##### Data for processing #####
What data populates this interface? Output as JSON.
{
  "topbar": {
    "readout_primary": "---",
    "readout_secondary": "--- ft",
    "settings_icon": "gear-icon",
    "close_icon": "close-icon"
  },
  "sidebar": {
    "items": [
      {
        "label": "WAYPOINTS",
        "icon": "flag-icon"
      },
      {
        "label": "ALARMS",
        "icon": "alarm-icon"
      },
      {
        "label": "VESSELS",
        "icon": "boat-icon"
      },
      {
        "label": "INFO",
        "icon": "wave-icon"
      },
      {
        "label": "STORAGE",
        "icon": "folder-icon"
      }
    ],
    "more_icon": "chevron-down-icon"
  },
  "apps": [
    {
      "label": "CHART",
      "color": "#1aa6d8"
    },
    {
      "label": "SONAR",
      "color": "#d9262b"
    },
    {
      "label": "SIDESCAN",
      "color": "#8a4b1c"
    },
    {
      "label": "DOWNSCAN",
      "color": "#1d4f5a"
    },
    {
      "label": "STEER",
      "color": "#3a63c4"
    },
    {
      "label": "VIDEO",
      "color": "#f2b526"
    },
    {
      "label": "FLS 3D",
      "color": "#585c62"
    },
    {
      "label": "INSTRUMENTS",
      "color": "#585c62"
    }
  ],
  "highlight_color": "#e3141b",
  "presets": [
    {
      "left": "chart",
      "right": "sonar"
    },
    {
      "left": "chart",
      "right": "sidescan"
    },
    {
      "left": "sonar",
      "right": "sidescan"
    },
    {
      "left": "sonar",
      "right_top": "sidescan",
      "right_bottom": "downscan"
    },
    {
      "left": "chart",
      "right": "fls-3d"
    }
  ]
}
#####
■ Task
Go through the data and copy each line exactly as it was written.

■ Finished task
What data populates this interface? Output as JSON.
{
  "topbar": {
    "readout_primary": "---",
    "readout_secondary": "--- ft",
    "settings_icon": "gear-icon",
    "close_icon": "close-icon"
  },
  "sidebar": {
    "items": [
      {
        "label": "WAYPOINTS",
        "icon": "flag-icon"
      },
      {
        "label": "ALARMS",
        "icon": "alarm-icon"
      },
      {
        "label": "VESSELS",
        "icon": "boat-icon"
      },
      {
        "label": "INFO",
        "icon": "wave-icon"
      },
      {
        "label": "STORAGE",
        "icon": "folder-icon"
      }
    ],
    "more_icon": "chevron-down-icon"
  },
  "apps": [
    {
      "label": "CHART",
      "color": "#1aa6d8"
    },
    {
      "label": "SONAR",
      "color": "#d9262b"
    },
    {
      "label": "SIDESCAN",
      "color": "#8a4b1c"
    },
    {
      "label": "DOWNSCAN",
      "color": "#1d4f5a"
    },
    {
      "label": "STEER",
      "color": "#3a63c4"
    },
    {
      "label": "VIDEO",
      "color": "#f2b526"
    },
    {
      "label": "FLS 3D",
      "color": "#585c62"
    },
    {
      "label": "INSTRUMENTS",
      "color": "#585c62"
    }
  ],
  "highlight_color": "#e3141b",
  "presets": [
    {
      "left": "chart",
      "right": "sonar"
    },
    {
      "left": "chart",
      "right": "sidescan"
    },
    {
      "left": "sonar",
      "right": "sidescan"
    },
    {
      "left": "sonar",
      "right_top": "sidescan",
      "right_bottom": "downscan"
    },
    {
      "left": "chart",
      "right": "fls-3d"
    }
  ]
}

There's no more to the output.